January 27, 2021

The Niche

Trusted stem cell blog & resources

Bidirectional developmental potential in reprogrammed cells with acquired pluripotency.

3 min read

The Japanese research institute RIKEN has come full circle in a way on the STAP cell scandal. Note that the STAP papers included not only authors from RIKEN, but also from Brigham and Women’s Hospital/Harvard Medical School. With its final report released today (also a powerpoint of images were released including the one showing a figure posted here of reportedly made up data published in a STAP paper), RIKEN seems to now have handled this complicated mess in a relatively rigorous, scientific manner that …Read More

2 min read

When I asked the readers of this blog what they felt was the biggest stem cell story of 2014 in a poll, they overwhelmingly picked the STAP cell scandal. For background on STAP you can toggle through the many STAP cell pieces on this blog here, see a STAP timeline, and a STAP image gallery. Basically, STAP was a bogus scientific claim about a supposedly simple reprogramming method to make powerful stem cells induced by cellular stress. Despite many flaws in this STAP research and the …Read More

3 min read

The STAP cell mess that began in January of this year has in some ways quieted down. In a broader sense, I believe that STAP is now and will be in the future viewed as a scandal that revealed some less than ideal aspects to the world of biomedical science and publishing. Where does this all stand today? A New STAP-Like Paper? The most recent development is the publication of a new paper pointed out by a number of people to me as perhaps STAP-like. …Read More

2 min read

The reviews of a STAP paper submitted to and rejected by the journal Science in 2012 were posted at Retraction Watch yesterday. They filled in some gaps in the puzzle of the series of events that led to such flawed science being published in Nature in January 2014, but the reviews also raised more questions. Today, more STAP paper reviews have surfaced. ScienceInsider posted a piece with additional STAP paper reviews with these coming from Nature reviewers commenting on what would later become accepted and published by Nature only months later …Read More

4 min read

Before the two STAP cell papers were published in Nature in January of 2014, much of the same data was reportedly submitted as single papers to other high-profile journals including Science. In these cases, the proto-STAP papers as we might call them were rejected. But why? Until now we largely could only speculate. However, the reviews of the 2012 proto-STAP manuscript at Science can now be read at Retraction Watch. As a result of reading the Science reviews, today we know what the reviewers at Science thought …Read More

2 min read

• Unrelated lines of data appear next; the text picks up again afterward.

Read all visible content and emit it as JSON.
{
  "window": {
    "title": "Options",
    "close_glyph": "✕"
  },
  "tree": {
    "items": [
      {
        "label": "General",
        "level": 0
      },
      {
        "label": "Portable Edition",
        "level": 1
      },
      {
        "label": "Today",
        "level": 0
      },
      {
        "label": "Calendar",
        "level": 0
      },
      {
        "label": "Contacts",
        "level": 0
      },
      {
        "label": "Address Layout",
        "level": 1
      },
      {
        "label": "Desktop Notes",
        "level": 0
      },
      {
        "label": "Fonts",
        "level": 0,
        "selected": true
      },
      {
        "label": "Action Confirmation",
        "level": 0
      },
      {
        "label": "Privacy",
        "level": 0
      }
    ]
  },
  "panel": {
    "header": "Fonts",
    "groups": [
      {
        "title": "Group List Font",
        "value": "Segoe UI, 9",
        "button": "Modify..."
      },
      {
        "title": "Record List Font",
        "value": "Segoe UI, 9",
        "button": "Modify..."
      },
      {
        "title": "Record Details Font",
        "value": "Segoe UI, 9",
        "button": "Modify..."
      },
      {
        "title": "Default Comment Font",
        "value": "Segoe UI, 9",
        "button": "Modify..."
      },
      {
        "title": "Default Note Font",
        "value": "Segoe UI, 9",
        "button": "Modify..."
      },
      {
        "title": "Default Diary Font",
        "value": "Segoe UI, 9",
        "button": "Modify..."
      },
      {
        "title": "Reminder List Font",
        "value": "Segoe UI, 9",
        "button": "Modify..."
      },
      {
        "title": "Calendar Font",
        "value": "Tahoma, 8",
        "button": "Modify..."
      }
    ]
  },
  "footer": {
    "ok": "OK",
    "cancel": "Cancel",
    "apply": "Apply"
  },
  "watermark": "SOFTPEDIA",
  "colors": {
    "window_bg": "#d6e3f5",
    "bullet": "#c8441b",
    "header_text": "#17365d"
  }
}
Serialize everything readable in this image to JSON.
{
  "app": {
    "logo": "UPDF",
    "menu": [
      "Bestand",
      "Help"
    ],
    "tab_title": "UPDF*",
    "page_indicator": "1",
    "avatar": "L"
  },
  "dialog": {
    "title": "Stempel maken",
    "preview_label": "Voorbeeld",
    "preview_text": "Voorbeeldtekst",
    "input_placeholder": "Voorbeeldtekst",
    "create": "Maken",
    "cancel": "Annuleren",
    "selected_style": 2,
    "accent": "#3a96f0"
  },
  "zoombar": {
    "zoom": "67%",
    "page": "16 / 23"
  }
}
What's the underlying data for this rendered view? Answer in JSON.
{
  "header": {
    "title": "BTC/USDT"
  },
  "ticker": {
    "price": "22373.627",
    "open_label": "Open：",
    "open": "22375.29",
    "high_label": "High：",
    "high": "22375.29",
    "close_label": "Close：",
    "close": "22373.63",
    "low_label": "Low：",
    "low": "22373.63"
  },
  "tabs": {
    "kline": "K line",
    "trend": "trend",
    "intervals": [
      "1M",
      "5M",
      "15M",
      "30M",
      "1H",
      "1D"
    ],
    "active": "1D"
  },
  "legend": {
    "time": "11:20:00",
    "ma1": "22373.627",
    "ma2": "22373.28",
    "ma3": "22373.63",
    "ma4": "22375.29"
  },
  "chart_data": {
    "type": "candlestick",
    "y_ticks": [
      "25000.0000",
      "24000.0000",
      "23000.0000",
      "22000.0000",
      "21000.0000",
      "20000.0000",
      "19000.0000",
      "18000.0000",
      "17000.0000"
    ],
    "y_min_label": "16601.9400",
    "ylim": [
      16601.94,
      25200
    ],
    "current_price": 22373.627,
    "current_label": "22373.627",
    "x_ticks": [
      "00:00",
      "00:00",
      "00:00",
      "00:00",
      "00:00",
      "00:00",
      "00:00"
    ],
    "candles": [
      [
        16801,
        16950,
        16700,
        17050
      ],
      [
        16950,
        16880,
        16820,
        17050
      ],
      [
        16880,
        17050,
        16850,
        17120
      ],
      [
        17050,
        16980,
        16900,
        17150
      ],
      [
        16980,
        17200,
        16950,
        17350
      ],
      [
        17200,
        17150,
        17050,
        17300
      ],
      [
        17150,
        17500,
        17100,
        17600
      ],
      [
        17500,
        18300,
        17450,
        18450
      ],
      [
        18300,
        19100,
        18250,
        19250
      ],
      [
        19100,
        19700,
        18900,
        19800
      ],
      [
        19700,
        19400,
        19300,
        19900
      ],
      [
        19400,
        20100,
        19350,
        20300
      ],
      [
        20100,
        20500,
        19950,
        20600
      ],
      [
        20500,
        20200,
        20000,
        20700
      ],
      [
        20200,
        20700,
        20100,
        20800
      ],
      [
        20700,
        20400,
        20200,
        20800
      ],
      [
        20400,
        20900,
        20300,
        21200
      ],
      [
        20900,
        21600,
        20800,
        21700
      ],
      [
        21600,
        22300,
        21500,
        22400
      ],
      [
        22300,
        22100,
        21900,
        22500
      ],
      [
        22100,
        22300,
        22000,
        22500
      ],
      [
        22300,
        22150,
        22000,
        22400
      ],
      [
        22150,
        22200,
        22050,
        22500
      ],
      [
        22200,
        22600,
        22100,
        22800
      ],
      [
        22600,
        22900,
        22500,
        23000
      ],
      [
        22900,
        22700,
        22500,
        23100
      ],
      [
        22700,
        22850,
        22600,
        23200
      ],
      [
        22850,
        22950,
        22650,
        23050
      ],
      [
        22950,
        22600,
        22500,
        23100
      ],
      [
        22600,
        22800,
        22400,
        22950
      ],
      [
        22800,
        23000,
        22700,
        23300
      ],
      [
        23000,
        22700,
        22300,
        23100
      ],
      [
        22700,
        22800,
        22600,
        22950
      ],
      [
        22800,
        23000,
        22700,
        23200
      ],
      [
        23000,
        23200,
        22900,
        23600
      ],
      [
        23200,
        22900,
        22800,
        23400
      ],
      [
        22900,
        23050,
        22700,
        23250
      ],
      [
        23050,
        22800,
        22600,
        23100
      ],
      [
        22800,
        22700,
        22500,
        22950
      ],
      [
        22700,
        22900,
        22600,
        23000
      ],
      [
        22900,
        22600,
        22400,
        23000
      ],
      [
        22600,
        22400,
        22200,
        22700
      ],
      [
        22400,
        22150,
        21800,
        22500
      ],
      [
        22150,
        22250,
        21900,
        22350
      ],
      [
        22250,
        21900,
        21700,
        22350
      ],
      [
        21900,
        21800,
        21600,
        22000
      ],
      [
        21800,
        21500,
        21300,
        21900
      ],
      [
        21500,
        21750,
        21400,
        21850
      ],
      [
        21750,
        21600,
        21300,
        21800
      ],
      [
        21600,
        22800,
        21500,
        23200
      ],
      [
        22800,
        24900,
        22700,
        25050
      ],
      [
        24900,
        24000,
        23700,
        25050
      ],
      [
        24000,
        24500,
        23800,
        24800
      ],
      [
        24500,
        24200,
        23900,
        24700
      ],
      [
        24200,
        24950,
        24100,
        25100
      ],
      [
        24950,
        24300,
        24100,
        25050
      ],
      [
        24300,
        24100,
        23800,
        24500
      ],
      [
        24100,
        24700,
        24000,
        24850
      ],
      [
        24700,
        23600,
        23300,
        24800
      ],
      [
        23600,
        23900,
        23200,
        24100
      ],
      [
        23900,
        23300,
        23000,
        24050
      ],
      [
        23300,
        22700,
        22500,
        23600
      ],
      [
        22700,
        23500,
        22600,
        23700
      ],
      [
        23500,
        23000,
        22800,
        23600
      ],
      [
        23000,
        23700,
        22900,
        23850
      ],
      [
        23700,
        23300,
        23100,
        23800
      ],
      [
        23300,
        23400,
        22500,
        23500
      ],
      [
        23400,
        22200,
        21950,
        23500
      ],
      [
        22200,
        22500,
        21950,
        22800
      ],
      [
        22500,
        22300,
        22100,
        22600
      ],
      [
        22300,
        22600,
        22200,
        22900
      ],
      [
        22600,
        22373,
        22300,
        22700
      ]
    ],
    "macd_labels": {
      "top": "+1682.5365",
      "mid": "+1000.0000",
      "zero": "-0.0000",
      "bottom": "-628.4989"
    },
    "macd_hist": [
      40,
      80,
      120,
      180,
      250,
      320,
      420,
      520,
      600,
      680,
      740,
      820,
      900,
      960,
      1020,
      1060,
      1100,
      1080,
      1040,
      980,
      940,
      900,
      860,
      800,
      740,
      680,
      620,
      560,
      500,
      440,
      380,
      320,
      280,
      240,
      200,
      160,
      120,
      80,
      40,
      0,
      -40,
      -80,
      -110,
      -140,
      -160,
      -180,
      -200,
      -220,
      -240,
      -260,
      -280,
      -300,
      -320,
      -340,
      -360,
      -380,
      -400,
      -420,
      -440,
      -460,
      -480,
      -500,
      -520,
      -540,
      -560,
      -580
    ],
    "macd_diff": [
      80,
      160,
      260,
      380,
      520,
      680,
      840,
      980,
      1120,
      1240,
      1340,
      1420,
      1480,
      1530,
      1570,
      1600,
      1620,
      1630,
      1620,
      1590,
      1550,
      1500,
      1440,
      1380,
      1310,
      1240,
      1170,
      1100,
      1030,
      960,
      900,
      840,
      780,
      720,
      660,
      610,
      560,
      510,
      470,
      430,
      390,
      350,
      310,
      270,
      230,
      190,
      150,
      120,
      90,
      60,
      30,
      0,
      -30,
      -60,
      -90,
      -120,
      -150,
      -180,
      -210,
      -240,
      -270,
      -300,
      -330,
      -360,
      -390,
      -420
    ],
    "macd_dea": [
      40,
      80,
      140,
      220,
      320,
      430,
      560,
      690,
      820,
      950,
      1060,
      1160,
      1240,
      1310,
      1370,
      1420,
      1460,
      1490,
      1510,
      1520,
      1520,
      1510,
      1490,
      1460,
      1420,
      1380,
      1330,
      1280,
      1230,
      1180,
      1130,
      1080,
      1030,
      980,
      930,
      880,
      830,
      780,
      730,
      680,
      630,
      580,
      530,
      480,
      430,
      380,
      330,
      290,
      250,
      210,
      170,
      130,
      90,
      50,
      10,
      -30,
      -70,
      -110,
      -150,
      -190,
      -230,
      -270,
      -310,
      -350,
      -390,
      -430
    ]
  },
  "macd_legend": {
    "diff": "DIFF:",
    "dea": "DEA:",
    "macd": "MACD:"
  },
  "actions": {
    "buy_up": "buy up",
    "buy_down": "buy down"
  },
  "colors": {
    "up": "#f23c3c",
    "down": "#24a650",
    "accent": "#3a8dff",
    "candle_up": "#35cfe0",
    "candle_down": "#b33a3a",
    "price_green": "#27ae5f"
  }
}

Nikkei is reporting that the RIKEN internal attempt to replicate so-called STAP (acid bath) cells has failed. Update: apparently, although RIKEN calls the efforts preliminary, the team tried to make STAP an amazing 22 times and 22 times it failed. The rumors for weeks in the stem cell gapevine that RIKEN itself could not get STAP to work, even with the help of Dr. Haruko Obokata, have been confirmed by Nikkei. Obokata was first author on both Nature STAP papers, which were retracted. One of …Read More

3 min read

In some ways it’s hard to imagine that it was only just over 6 months ago that Nature published the two STAP papers by a collaborative team of Japanese and American researchers. It feels like years have gone by since then because so much has happened related to the STAP mess including the retraction of the papers and the tragic death of one of the STAP authors, Dr. Yoshiki Sasai, last week. Where does the STAP story go from here? Is it over? In …Read More

2 min read

Now that it appears that the authors have all consented to eventually have both of their STAP cell Nature papers retracted, what’s next for STAP? Who knows, but below is my attempt at a top 10 list of STAP predictions looking ahead. I hope I’m wrong about several of them. 10. No insight will come from Nature on the STAP review or editorial process and there will be no indication from them that anything went wrong at their level.  I predict the journal will …Read More